Between the lists and the towering outer walls of the castle itself was the moat, usually filled with water. Across it stretched a drawbridge, which was raised every night. At the castle end of the drawbridge was the portcullis, a large sliding door made of wooden or iron grillwork hung over the entryway. It moved up and down in grooves and was raised every day and lowered at night. In times of danger it blocked the way to the heavy oak gates that served as doors to the castle compound. These gates were so large that they were rarely opened except on ceremonial occasions. A smaller door was built into one of them to provide easy entrance and exit for those who lived in the castle. A person known as the chief porter was charged with the responsibility of making sure that only friends passed through.

The outer walls of most castles were massively thick, sometimes as much as 15 feet. At intervals were high towers, each a small fort in itself with provisions to withstand a long siege. When an attack was expected, wooden balconies were hung over the outer edges of the wall.

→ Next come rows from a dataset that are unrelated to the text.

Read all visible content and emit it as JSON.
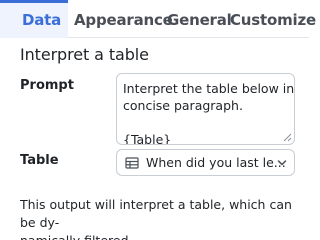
{
  "tabs": [
    {
      "label": "Data",
      "active": true
    },
    {
      "label": "Appearance",
      "active": false
    },
    {
      "label": "General",
      "active": false
    },
    {
      "label": "Customize",
      "active": false
    }
  ],
  "section_title": "Interpret a table",
  "prompt": {
    "label": "Prompt",
    "lines": [
      "Interpret the table below in a",
      "concise paragraph.",
      "",
      "{Table}"
    ]
  },
  "table": {
    "label": "Table",
    "selected_value": "When did you last le...",
    "icon": "table-grid-icon"
  },
  "footnote": {
    "line1": "This output will interpret a table, which can be dy-",
    "line2": "namically filtered."
  },
  "colors": {
    "accent": "#3b6fd8",
    "active_tab_bg": "#eef3fd",
    "border": "#c9cdd4",
    "text": "#1f2328"
  }
}
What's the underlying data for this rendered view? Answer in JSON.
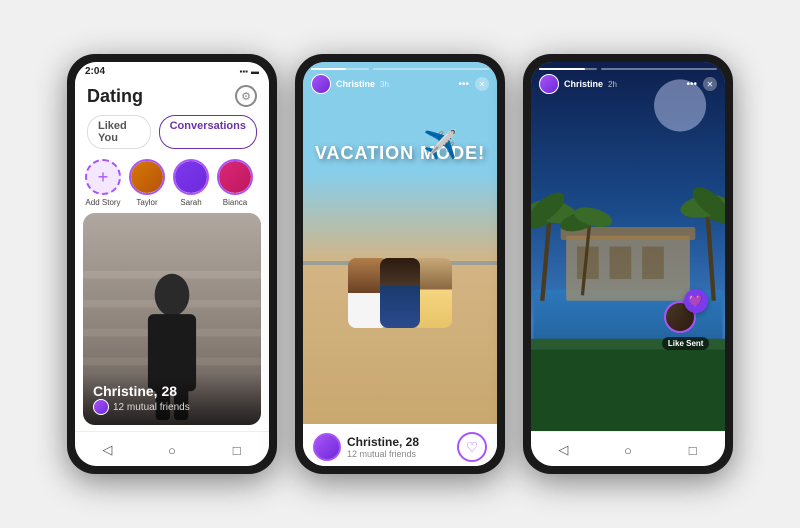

During an attack, large stones were thrown or boiling oil poured from the balconies onto anyone trying to climb the wall. The wall and the towers had hundreds of narrow openings through which defenders could shoot arrows and other armaments.

Inside the walls was the bailey, or courtyard. At intervals around the bailey were the stables, a carpentry shop, the shop of the armorer and the blacksmith, barracks for the men-at-arms and for the servants, a chapel, and a storehouse. There was also an oven room where the bread was baked, a kitchen, a kennel for dogs, a well and a drinking fountain.

The largest building along the wall was the castle owner’s home. It contained the apartment for the master and his family and a great hall. This great hall was the center of social life such as wedding feasts, banquets, and knighting ceremonies.

Within the walls there was another structure called the keep, or donjon (dungeon). The keep was the focal point of the castle, the place to which, in times of attack or siege, the whole population of the castle retired if the outer defenses were failing. The keep had its own walls and was often protected by a moat as well. It contained private apartments, service rooms, weapons supplies, and a well to provide water.

Most keeps were rectangular structures from two to four stories high. The entrance doorway was often on the second floor, with access by a stairway protected by a wall or fore building.

In the Middle East the Crusaders from Europe found keeps that were built with round or multi angular towers to defend them more easily against an enemy coming from any direction. The round keep became common in Europe after the 12th century.

Some later castles were built in a square and enclosed by one or two lines of walls. At each corner of the inner line of walls was a strong tower. Powerful gateways took the place of the keep, and great care was taken in building the outer works to make access to the castle difficult. The castles of Conway and Caernarvon in Wales are both of this type.

The terms castle and palace have often been used interchangeably, but they are not the same Castles are fortifications, while palaces have been built for centuries as residences for kings and nobles (Beth 23). But as castles began to lose their defensive role, they became residences and to them were added the customary luxuries. As early as the 15th century, imposing residential tower houses, designed more for elegance than defense, were built within castles, such as those at Vincennes near Paris and Tattershall in England.

Although castles are no longer readily built, because of the lack of money or just the lack of need, they will always be appreciated for their beauty, architecture, and most importantly the land that they helped to defend.